Iran Confirms Russian-Made Missiles Struck Ukrainian Passenger Plane

January 21, 2020 Updated: January 21, 2020

Iran confirmed that it fired two Russian anti-aircraft missiles at a Ukrainian International Airlines plane that crashed near Tehran earlier this month, leaving 176 people dead, including 57 Canadians.

Iran’s Civil Aviation Organization, which is investigating the incident, said Jan. 21 that a preliminary report found that two Russian Tor-M1 anti-aircraft missiles struck the jetliner. But “how the projectiles contributed to the crash [was] still under investigation,” according to state-run media, which cited the agency’s report.

State media added that the “Iranian operator” who apparently authorized firing the two missiles had “mistaken the Boeing jetliner for a cruise missile.”

The Tor-M1 is a short-range surface-to-air missile system that was first developed by the Soviet Union designed to target cruise missiles or aircraft.

Last week, The New York Times and other news outlets published video footage that purported to show two projectiles hitting the plane over Tehran. In that video, a projectile traveling in the air before a bright flash is seen in the distance. Moments later, another projectile is seen, followed by another flash.

On Jan. 20, Ukrainian officials pressed Tehran to return the black boxes of the Ukrainian Airlines plane, as the Iranian Minister of Roads and Urban Development, Mohammad Eslami, visited Kyiv.
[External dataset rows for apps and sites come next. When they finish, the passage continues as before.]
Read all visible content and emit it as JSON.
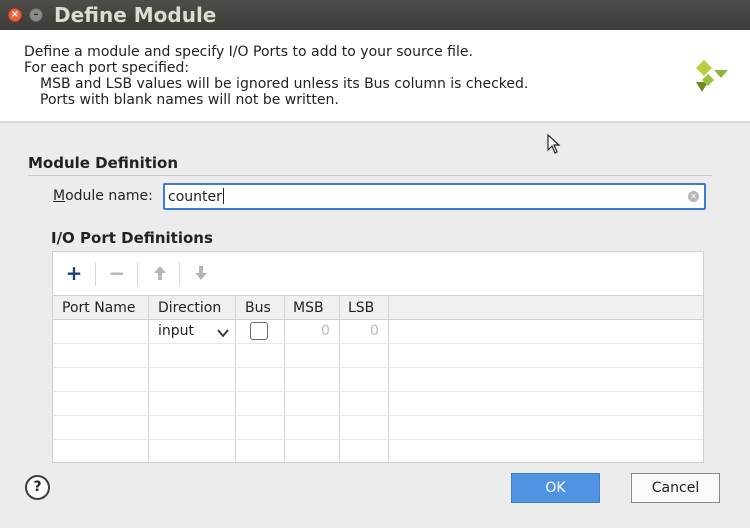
{
  "window": {
    "title": "Define Module"
  },
  "header": {
    "lines": [
      "Define a module and specify I/O Ports to add to your source file.",
      "For each port specified:",
      "MSB and LSB values will be ignored unless its Bus column is checked.",
      "Ports with blank names will not be written."
    ],
    "logo_icon": "xilinx-logo-icon"
  },
  "module_definition": {
    "title": "Module Definition",
    "name_label": "Module name:",
    "name_value": "counter"
  },
  "io_ports": {
    "title": "I/O Port Definitions",
    "toolbar": {
      "add_icon": "plus-icon",
      "remove_icon": "minus-icon",
      "up_icon": "arrow-up-icon",
      "down_icon": "arrow-down-icon"
    },
    "columns": [
      "Port Name",
      "Direction",
      "Bus",
      "MSB",
      "LSB"
    ],
    "rows": [
      {
        "port_name": "",
        "direction": "input",
        "bus": false,
        "msb": "0",
        "lsb": "0"
      }
    ],
    "empty_rows": 5
  },
  "footer": {
    "help_label": "?",
    "ok_label": "OK",
    "cancel_label": "Cancel"
  },
  "colors": {
    "titlebar": "#3c3b37",
    "accent_focus": "#3d7ad1",
    "ok_button": "#5193e3",
    "close_button": "#e9643c",
    "logo_green": "#8db63c"
  }
}
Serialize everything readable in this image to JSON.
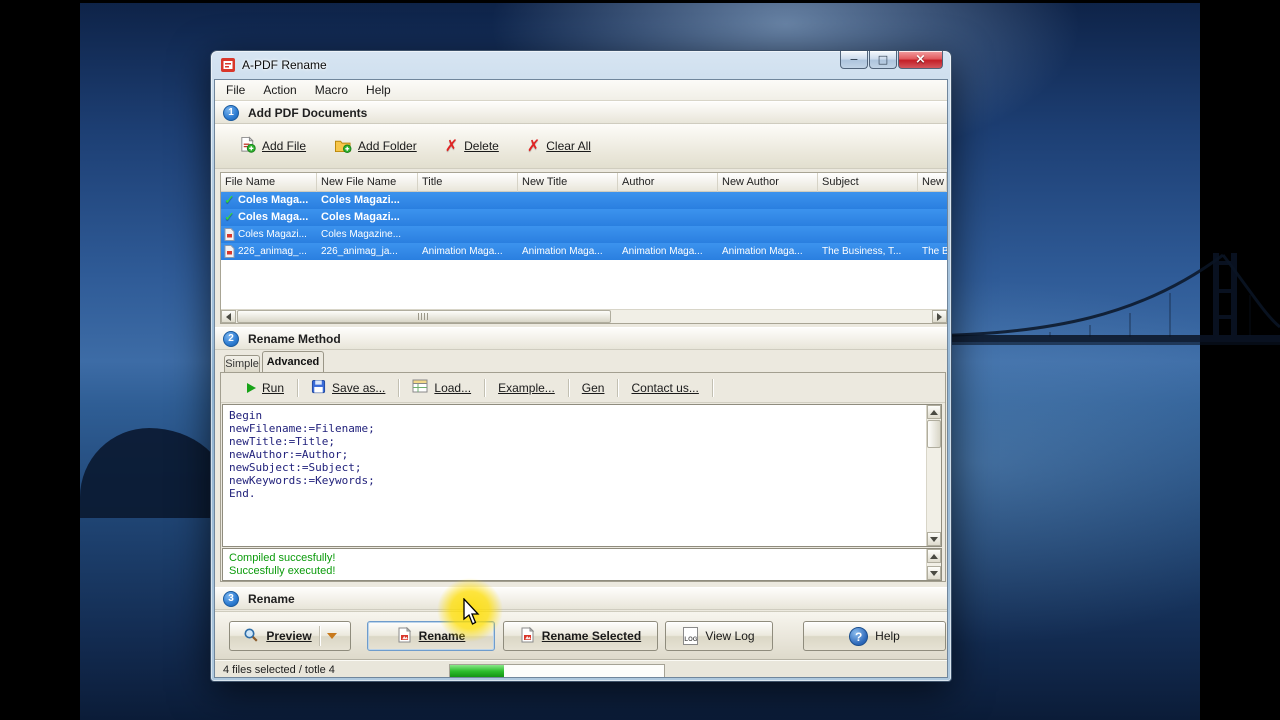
{
  "window": {
    "title": "A-PDF Rename",
    "controls": {
      "minimize": "−",
      "maximize": "□",
      "close": "×"
    }
  },
  "menu": {
    "items": [
      "File",
      "Action",
      "Macro",
      "Help"
    ]
  },
  "step1": {
    "badge": "1",
    "title": "Add PDF Documents",
    "toolbar": {
      "add_file": "Add File",
      "add_folder": "Add Folder",
      "delete": "Delete",
      "clear_all": "Clear All"
    },
    "table": {
      "columns": [
        "File Name",
        "New File Name",
        "Title",
        "New Title",
        "Author",
        "New Author",
        "Subject",
        "New S"
      ],
      "rows": [
        {
          "cells": [
            "Coles Maga...",
            "Coles Magazi..."
          ]
        },
        {
          "cells": [
            "Coles Maga...",
            "Coles Magazi..."
          ]
        },
        {
          "cells": [
            "Coles Magazi...",
            "Coles Magazine..."
          ]
        },
        {
          "cells": [
            "226_animag_...",
            "226_animag_ja...",
            "Animation Maga...",
            "Animation Maga...",
            "Animation Maga...",
            "Animation Maga...",
            "The Business, T...",
            "The Bu..."
          ]
        }
      ]
    }
  },
  "step2": {
    "badge": "2",
    "title": "Rename Method",
    "tabs": {
      "simple": "Simple",
      "advanced": "Advanced"
    },
    "toolbar": {
      "run": "Run",
      "save_as": "Save as...",
      "load": "Load...",
      "example": "Example...",
      "gen": "Gen",
      "contact_us": "Contact us..."
    },
    "script_lines": [
      "Begin",
      "newFilename:=Filename;",
      "newTitle:=Title;",
      "newAuthor:=Author;",
      "newSubject:=Subject;",
      "newKeywords:=Keywords;",
      "End."
    ],
    "status_lines": [
      "Compiled succesfully!",
      "Succesfully executed!"
    ]
  },
  "step3": {
    "badge": "3",
    "title": "Rename",
    "buttons": {
      "preview": "Preview",
      "rename": "Rename",
      "rename_selected": "Rename Selected",
      "view_log": "View Log",
      "help": "Help"
    },
    "view_log_icon_text": "LOG",
    "help_glyph": "?"
  },
  "statusbar": {
    "text": "4 files selected / totle 4"
  },
  "icons": {
    "check": "✓",
    "red_x": "✗"
  },
  "colors": {
    "selection_blue": "#2e87e8",
    "success_green": "#0b9b0b",
    "highlight_yellow": "#ffde00",
    "close_red": "#c41f27",
    "badge_blue": "#2d7cd2",
    "progress_green": "#2fbf2f"
  }
}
Epoch Times Photo
People gather in front of Amir Kabir University for a candlelight vigil to remember the victims of the Ukrainian airplane shot down by the Iranian military, in Tehran, Iran, on Jan. 11, 2020. (Ebrahim Noroozi/AP Photo)

“His main task is to apologize and acknowledge what happened. We hope that we can go a little further than just political discussions and discuss practical problems. Among them in particular is the return of the black boxes,” Foreign Minister Vadym Prystaiko told reporters.

But Iran said Jan. 19 that it was analyzing the black boxes, which contain the flight recorder and cockpit voice recorder.

President Volodymyr Zelensky’s office said Iranian officials were expected to use Kyiv’s technical workers to decode the black boxes.

“I promised the families and relatives of the victims, I promised the people of Ukraine that the truth will be established. We must know what happened,” Zelensky’s office said, according to a Reuters translation that cited the president.

Among those who died in the crash were 82 Iranians, 57 Canadians, 11 Ukrainians, 10 Swedes, 4 Afghans, 3 Germans, and 3 Britons.

Iran shot down the plane after it launched a barrage of missiles at U.S. forces at two Iraqi bases in retaliation for a White House-approved drone strike that killed Iranian commander Qassem Soleimani. For several days, Iranian officials denied Tehran was responsible but later admitted the plane was shot down in error.

Amir Ali Hajizadeh, the commander of the Islamic Revolutionary Guards Corps’ airspace division, said in a televised statement earlier this month: “I wish I was dead. I accept all responsibility for this incident.”

Following the admission, protesters gathered in Tehran to call for the end of the Iranian regime.